----- Dataset entries

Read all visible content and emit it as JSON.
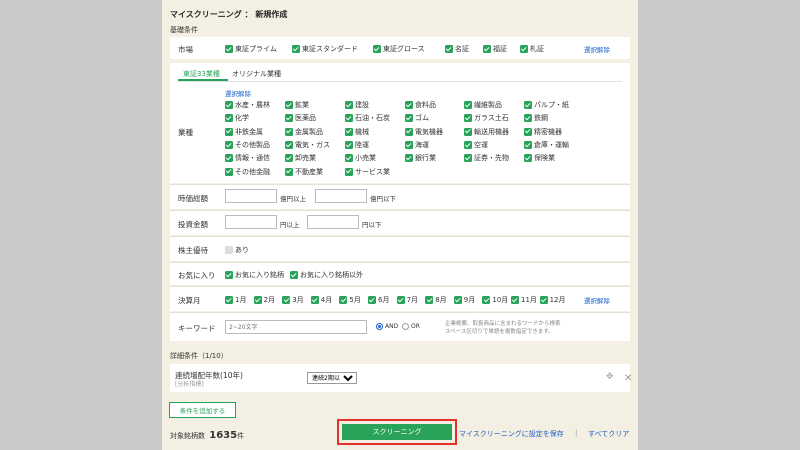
{
  "title": "マイスクリーニング ： 新規作成",
  "basic_conditions_label": "基礎条件",
  "market": {
    "label": "市場",
    "options": [
      "東証プライム",
      "東証スタンダード",
      "東証グロース",
      "名証",
      "福証",
      "札証"
    ],
    "select_all": "選択解除"
  },
  "tabs": {
    "active": "東証33業種",
    "other": "オリジナル業種"
  },
  "industry": {
    "label": "業種",
    "select_all": "選択解除",
    "options": [
      "水産・農林",
      "鉱業",
      "建設",
      "食料品",
      "繊維製品",
      "パルプ・紙",
      "化学",
      "医薬品",
      "石油・石炭",
      "ゴム",
      "ガラス土石",
      "鉄鋼",
      "非鉄金属",
      "金属製品",
      "機械",
      "電気機器",
      "輸送用機器",
      "精密機器",
      "その他製品",
      "電気・ガス",
      "陸運",
      "海運",
      "空運",
      "倉庫・運輸",
      "情報・通信",
      "卸売業",
      "小売業",
      "銀行業",
      "証券・先物",
      "保険業",
      "その他金融",
      "不動産業",
      "サービス業"
    ]
  },
  "market_cap": {
    "label": "時価総額",
    "from_unit": "億円以上",
    "to_unit": "億円以下"
  },
  "investment": {
    "label": "投資金額",
    "from_unit": "円以上",
    "to_unit": "円以下"
  },
  "shareholder": {
    "label": "株主優待",
    "option": "あり"
  },
  "favorites": {
    "label": "お気に入り",
    "options": [
      "お気に入り銘柄",
      "お気に入り銘柄以外"
    ]
  },
  "fiscal_month": {
    "label": "決算月",
    "options": [
      "1月",
      "2月",
      "3月",
      "4月",
      "5月",
      "6月",
      "7月",
      "8月",
      "9月",
      "10月",
      "11月",
      "12月"
    ],
    "select_all": "選択解除"
  },
  "keyword": {
    "label": "キーワード",
    "placeholder": "2~20文字",
    "and": "AND",
    "or": "OR",
    "note1": "企業概要、取扱商品に含まれるワードから検索",
    "note2": "スペース区切りで単語を複数指定できます。"
  },
  "detail_label": "詳細条件（1/10）",
  "detail_item": {
    "name": "連続増配年数(10年)",
    "sub": "[分析指標]",
    "value": "連続2期以上"
  },
  "add_condition": "条件を追加する",
  "result": {
    "label": "対象銘柄数",
    "count": "1635",
    "unit": "件"
  },
  "screening_button": "スクリーニング",
  "save_link": "マイスクリーニングに設定を保存",
  "divider": "|",
  "clear_link": "すべてクリア"
}
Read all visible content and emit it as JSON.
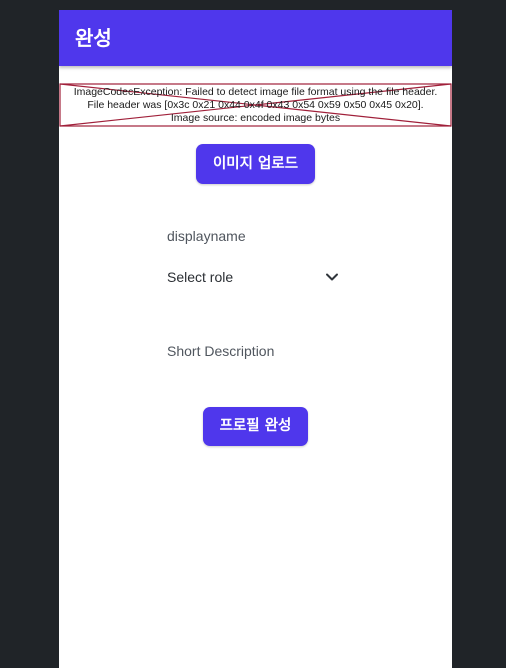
{
  "appbar": {
    "title": "완성"
  },
  "image_error": {
    "line1": "ImageCodecException: Failed to detect image file format using the file header.",
    "line2": "File header was [0x3c 0x21 0x44 0x4f 0x43 0x54 0x59 0x50 0x45 0x20].",
    "line3": "Image source: encoded image bytes"
  },
  "upload_button": {
    "label": "이미지 업로드"
  },
  "display_name_field": {
    "placeholder": "displayname"
  },
  "role_select": {
    "value": "Select role"
  },
  "description_field": {
    "placeholder": "Short Description"
  },
  "complete_button": {
    "label": "프로필 완성"
  },
  "colors": {
    "accent": "#4f37ec",
    "page_background": "#202428",
    "surface": "#ffffff",
    "error_border": "#a0203a"
  },
  "icons": {
    "select_chevron": "chevron-down-icon"
  }
}
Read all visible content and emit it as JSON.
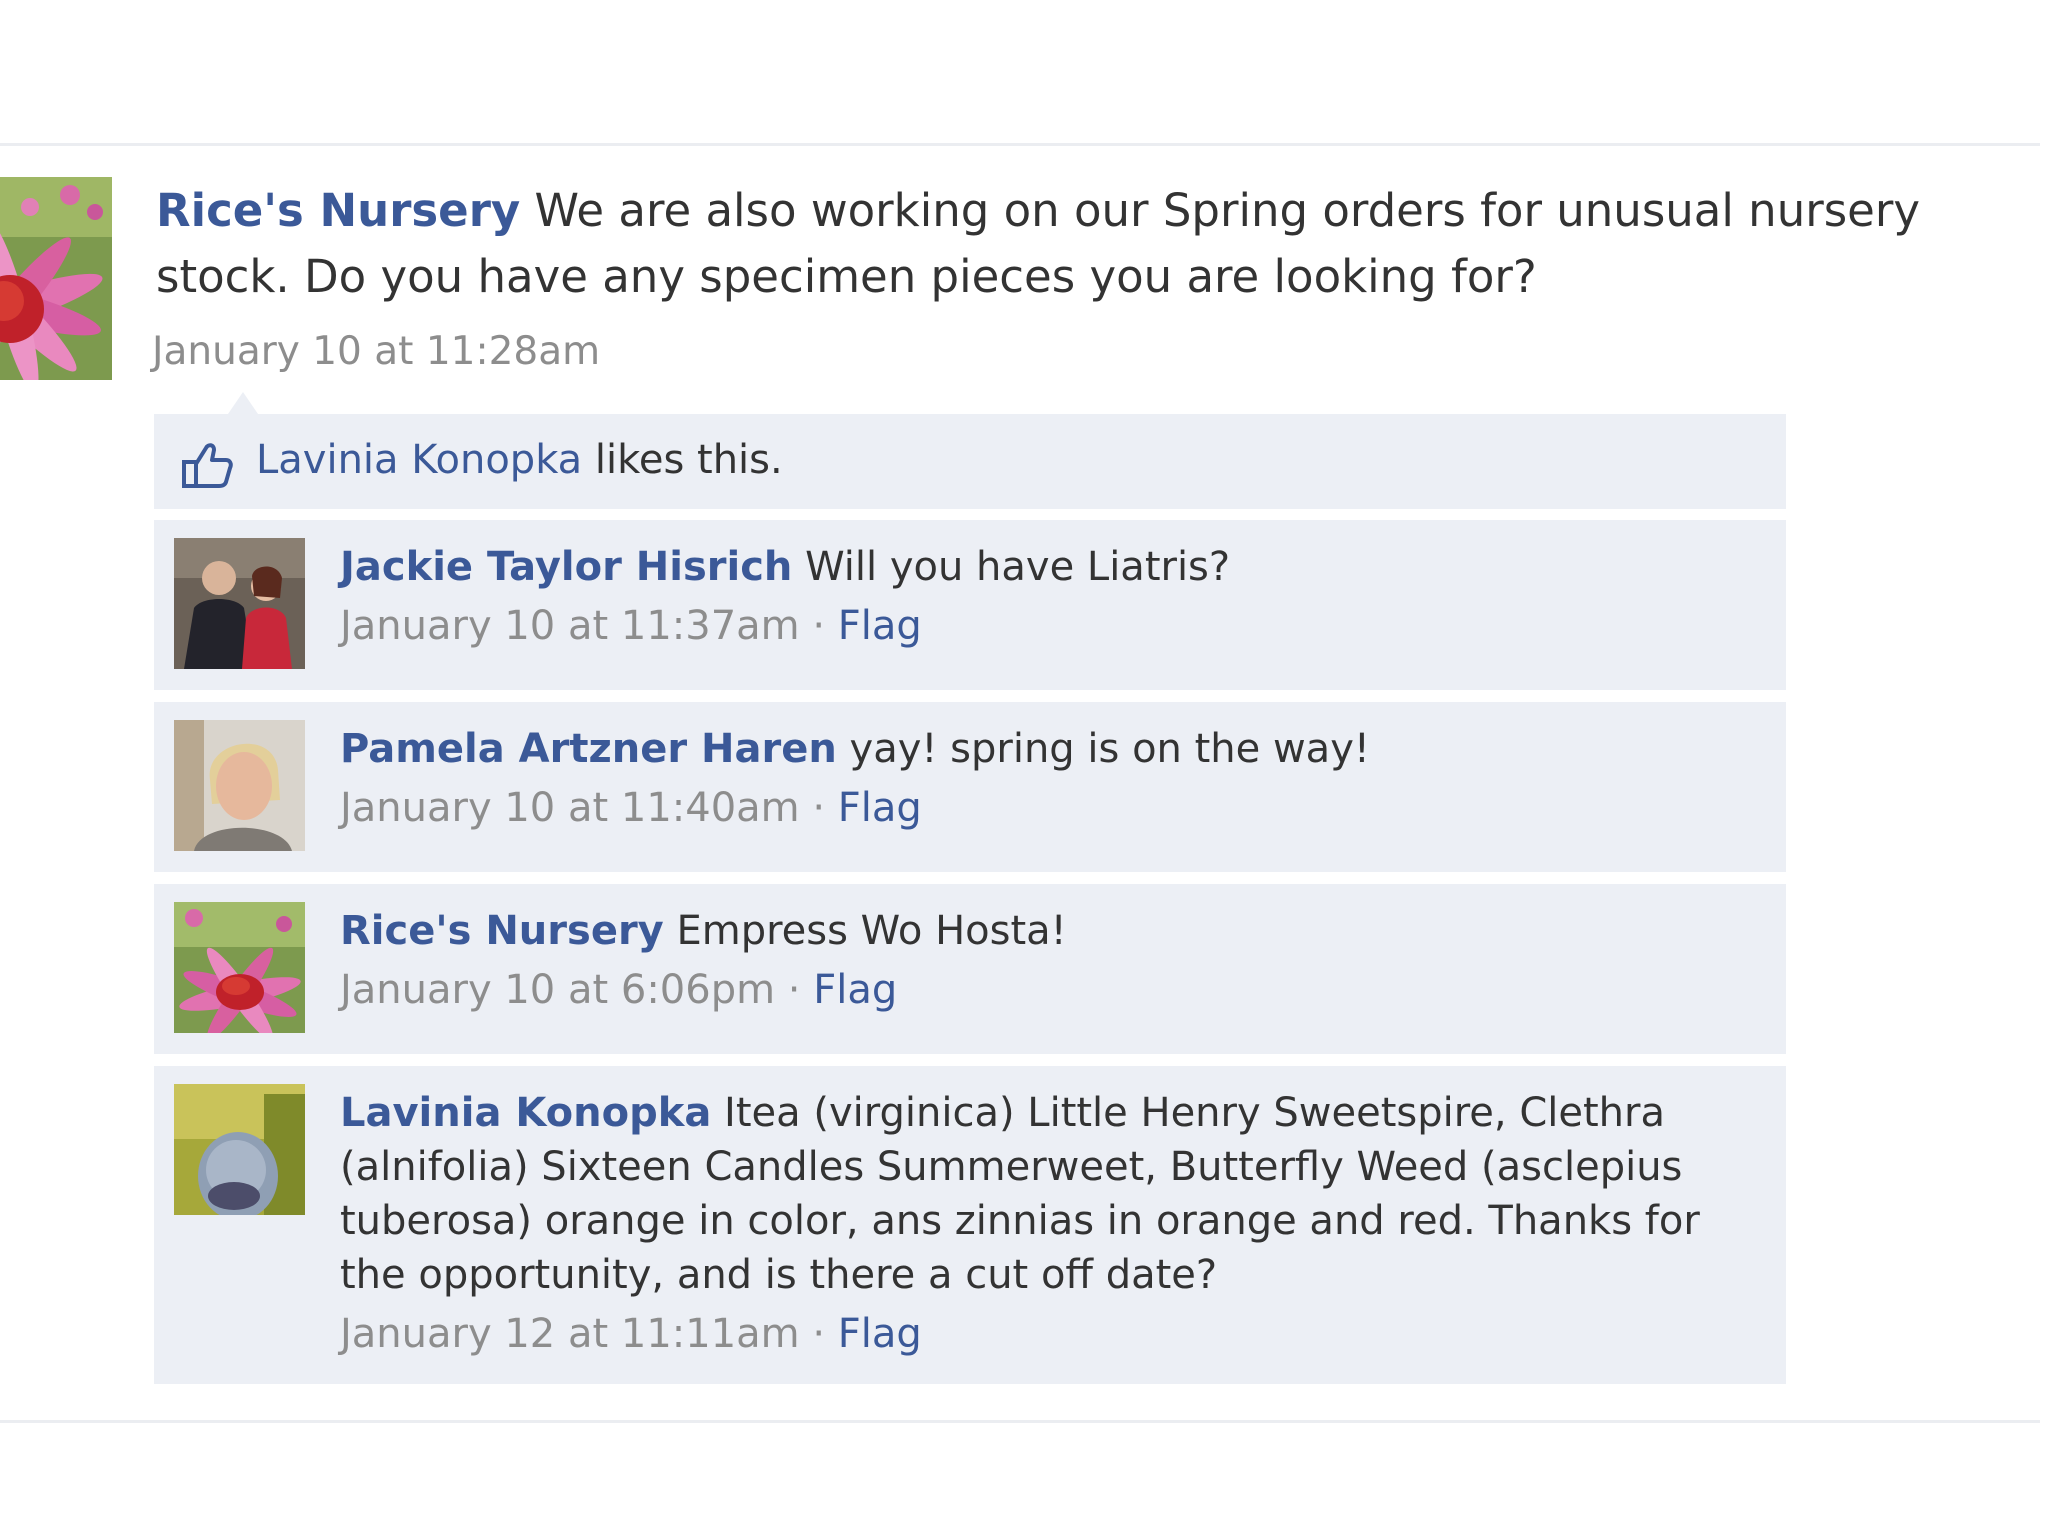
{
  "post": {
    "author": "Rice's Nursery",
    "text": "We are also working on our Spring orders for unusual nursery stock. Do you have any specimen pieces you are looking for?",
    "timestamp": "January 10 at 11:28am",
    "avatar_icon": "coneflower-avatar"
  },
  "likes": {
    "icon": "thumbs-up-icon",
    "name": "Lavinia Konopka",
    "suffix": "likes this."
  },
  "comments": [
    {
      "author": "Jackie Taylor Hisrich",
      "text": "Will you have Liatris?",
      "timestamp": "January 10 at 11:37am",
      "separator": "·",
      "flag": "Flag",
      "avatar_icon": "couple-photo-avatar"
    },
    {
      "author": "Pamela Artzner Haren",
      "text": "yay! spring is on the way!",
      "timestamp": "January 10 at 11:40am",
      "separator": "·",
      "flag": "Flag",
      "avatar_icon": "woman-photo-avatar"
    },
    {
      "author": "Rice's Nursery",
      "text": "Empress Wo Hosta!",
      "timestamp": "January 10 at 6:06pm",
      "separator": "·",
      "flag": "Flag",
      "avatar_icon": "coneflower-avatar"
    },
    {
      "author": "Lavinia Konopka",
      "text": "Itea (virginica) Little Henry Sweetspire, Clethra (alnifolia) Sixteen Candles Summerweet, Butterfly Weed (asclepius tuberosa) orange in color, ans zinnias in orange and red. Thanks for the opportunity, and is there a cut off date?",
      "timestamp": "January 12 at 11:11am",
      "separator": "·",
      "flag": "Flag",
      "avatar_icon": "person-photo-avatar"
    }
  ],
  "colors": {
    "link": "#3b5998",
    "comment_bg": "#eceff5",
    "meta_gray": "#8d8d8d",
    "text": "#333333"
  }
}
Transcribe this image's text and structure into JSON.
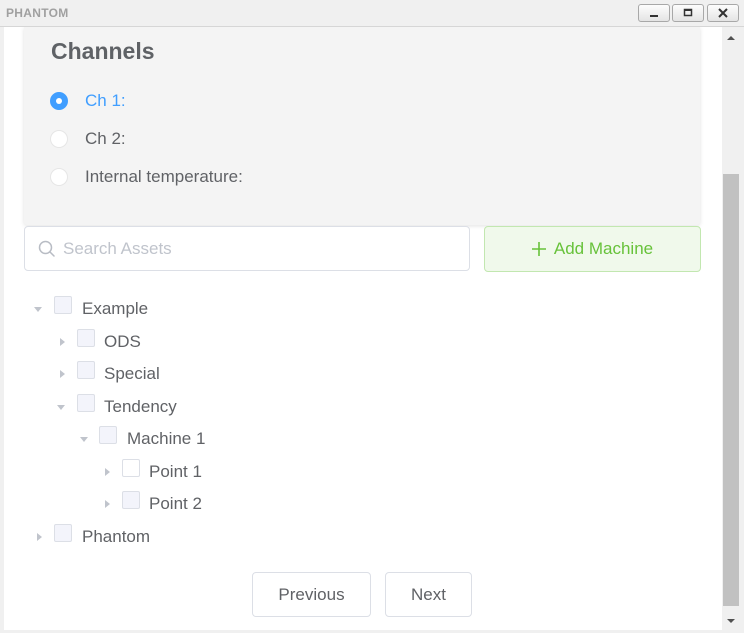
{
  "window": {
    "title": "PHANTOM"
  },
  "channels": {
    "title": "Channels",
    "options": [
      {
        "label": "Ch 1:",
        "checked": true
      },
      {
        "label": "Ch 2:",
        "checked": false
      },
      {
        "label": "Internal temperature:",
        "checked": false
      }
    ]
  },
  "search": {
    "placeholder": "Search Assets",
    "value": ""
  },
  "add_machine": {
    "label": "Add Machine"
  },
  "tree": [
    {
      "label": "Example",
      "expanded": true
    },
    {
      "label": "ODS",
      "expanded": false
    },
    {
      "label": "Special",
      "expanded": false
    },
    {
      "label": "Tendency",
      "expanded": true
    },
    {
      "label": "Machine 1",
      "expanded": true
    },
    {
      "label": "Point 1",
      "expanded": false
    },
    {
      "label": "Point 2",
      "expanded": false
    },
    {
      "label": "Phantom",
      "expanded": false
    }
  ],
  "nav": {
    "previous": "Previous",
    "next": "Next"
  },
  "colors": {
    "accent": "#409eff",
    "success": "#67c23a",
    "text": "#606266"
  }
}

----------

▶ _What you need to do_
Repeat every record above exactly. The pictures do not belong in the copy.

▶ _Exercise solution_
Read all visible content and emit it as JSON.
{
  "title": "マイスクリーニング ： 新規作成",
  "basic_conditions_label": "基礎条件",
  "market": {
    "label": "市場",
    "options": [
      "東証プライム",
      "東証スタンダード",
      "東証グロース",
      "名証",
      "福証",
      "札証"
    ],
    "select_all": "選択解除"
  },
  "tabs": {
    "active": "東証33業種",
    "other": "オリジナル業種"
  },
  "industry": {
    "label": "業種",
    "select_all": "選択解除",
    "options": [
      "水産・農林",
      "鉱業",
      "建設",
      "食料品",
      "繊維製品",
      "パルプ・紙",
      "化学",
      "医薬品",
      "石油・石炭",
      "ゴム",
      "ガラス土石",
      "鉄鋼",
      "非鉄金属",
      "金属製品",
      "機械",
      "電気機器",
      "輸送用機器",
      "精密機器",
      "その他製品",
      "電気・ガス",
      "陸運",
      "海運",
      "空運",
      "倉庫・運輸",
      "情報・通信",
      "卸売業",
      "小売業",
      "銀行業",
      "証券・先物",
      "保険業",
      "その他金融",
      "不動産業",
      "サービス業"
    ]
  },
  "market_cap": {
    "label": "時価総額",
    "from_unit": "億円以上",
    "to_unit": "億円以下"
  },
  "investment": {
    "label": "投資金額",
    "from_unit": "円以上",
    "to_unit": "円以下"
  },
  "shareholder": {
    "label": "株主優待",
    "option": "あり"
  },
  "favorites": {
    "label": "お気に入り",
    "options": [
      "お気に入り銘柄",
      "お気に入り銘柄以外"
    ]
  },
  "fiscal_month": {
    "label": "決算月",
    "options": [
      "1月",
      "2月",
      "3月",
      "4月",
      "5月",
      "6月",
      "7月",
      "8月",
      "9月",
      "10月",
      "11月",
      "12月"
    ],
    "select_all": "選択解除"
  },
  "keyword": {
    "label": "キーワード",
    "placeholder": "2~20文字",
    "and": "AND",
    "or": "OR",
    "note1": "企業概要、取扱商品に含まれるワードから検索",
    "note2": "スペース区切りで単語を複数指定できます。"
  },
  "detail_label": "詳細条件（1/10）",
  "detail_item": {
    "name": "連続増配年数(10年)",
    "sub": "[分析指標]",
    "value": "連続2期以上"
  },
  "add_condition": "条件を追加する",
  "result": {
    "label": "対象銘柄数",
    "count": "1635",
    "unit": "件"
  },
  "screening_button": "スクリーニング",
  "save_link": "マイスクリーニングに設定を保存",
  "divider": "|",
  "clear_link": "すべてクリア"
}
Read all visible content and emit it as JSON.
{
  "appbar": {
    "title": "완성"
  },
  "image_error": {
    "line1": "ImageCodecException: Failed to detect image file format using the file header.",
    "line2": "File header was [0x3c 0x21 0x44 0x4f 0x43 0x54 0x59 0x50 0x45 0x20].",
    "line3": "Image source: encoded image bytes"
  },
  "upload_button": {
    "label": "이미지 업로드"
  },
  "display_name_field": {
    "placeholder": "displayname"
  },
  "role_select": {
    "value": "Select role"
  },
  "description_field": {
    "placeholder": "Short Description"
  },
  "complete_button": {
    "label": "프로필 완성"
  },
  "colors": {
    "accent": "#4f37ec",
    "page_background": "#202428",
    "surface": "#ffffff",
    "error_border": "#a0203a"
  },
  "icons": {
    "select_chevron": "chevron-down-icon"
  }
}
Read all visible content and emit it as JSON.
{
  "post": {
    "author": "Rice's Nursery",
    "text": "We are also working on our Spring orders for unusual nursery stock. Do you have any specimen pieces you are looking for?",
    "timestamp": "January 10 at 11:28am",
    "avatar_icon": "coneflower-avatar"
  },
  "likes": {
    "icon": "thumbs-up-icon",
    "name": "Lavinia Konopka",
    "suffix": "likes this."
  },
  "comments": [
    {
      "author": "Jackie Taylor Hisrich",
      "text": "Will you have Liatris?",
      "timestamp": "January 10 at 11:37am",
      "separator": "·",
      "flag": "Flag",
      "avatar_icon": "couple-photo-avatar"
    },
    {
      "author": "Pamela Artzner Haren",
      "text": "yay! spring is on the way!",
      "timestamp": "January 10 at 11:40am",
      "separator": "·",
      "flag": "Flag",
      "avatar_icon": "woman-photo-avatar"
    },
    {
      "author": "Rice's Nursery",
      "text": "Empress Wo Hosta!",
      "timestamp": "January 10 at 6:06pm",
      "separator": "·",
      "flag": "Flag",
      "avatar_icon": "coneflower-avatar"
    },
    {
      "author": "Lavinia Konopka",
      "text": "Itea (virginica) Little Henry Sweetspire, Clethra (alnifolia) Sixteen Candles Summerweet, Butterfly Weed (asclepius tuberosa) orange in color, ans zinnias in orange and red. Thanks for the opportunity, and is there a cut off date?",
      "timestamp": "January 12 at 11:11am",
      "separator": "·",
      "flag": "Flag",
      "avatar_icon": "person-photo-avatar"
    }
  ],
  "colors": {
    "link": "#3b5998",
    "comment_bg": "#eceff5",
    "meta_gray": "#8d8d8d",
    "text": "#333333"
  }
}
Transcribe this image's text and structure into JSON.
{
  "window": {
    "title": "PHANTOM"
  },
  "channels": {
    "title": "Channels",
    "options": [
      {
        "label": "Ch 1:",
        "checked": true
      },
      {
        "label": "Ch 2:",
        "checked": false
      },
      {
        "label": "Internal temperature:",
        "checked": false
      }
    ]
  },
  "search": {
    "placeholder": "Search Assets",
    "value": ""
  },
  "add_machine": {
    "label": "Add Machine"
  },
  "tree": [
    {
      "label": "Example",
      "expanded": true
    },
    {
      "label": "ODS",
      "expanded": false
    },
    {
      "label": "Special",
      "expanded": false
    },
    {
      "label": "Tendency",
      "expanded": true
    },
    {
      "label": "Machine 1",
      "expanded": true
    },
    {
      "label": "Point 1",
      "expanded": false
    },
    {
      "label": "Point 2",
      "expanded": false
    },
    {
      "label": "Phantom",
      "expanded": false
    }
  ],
  "nav": {
    "previous": "Previous",
    "next": "Next"
  },
  "colors": {
    "accent": "#409eff",
    "success": "#67c23a",
    "text": "#606266"
  }
}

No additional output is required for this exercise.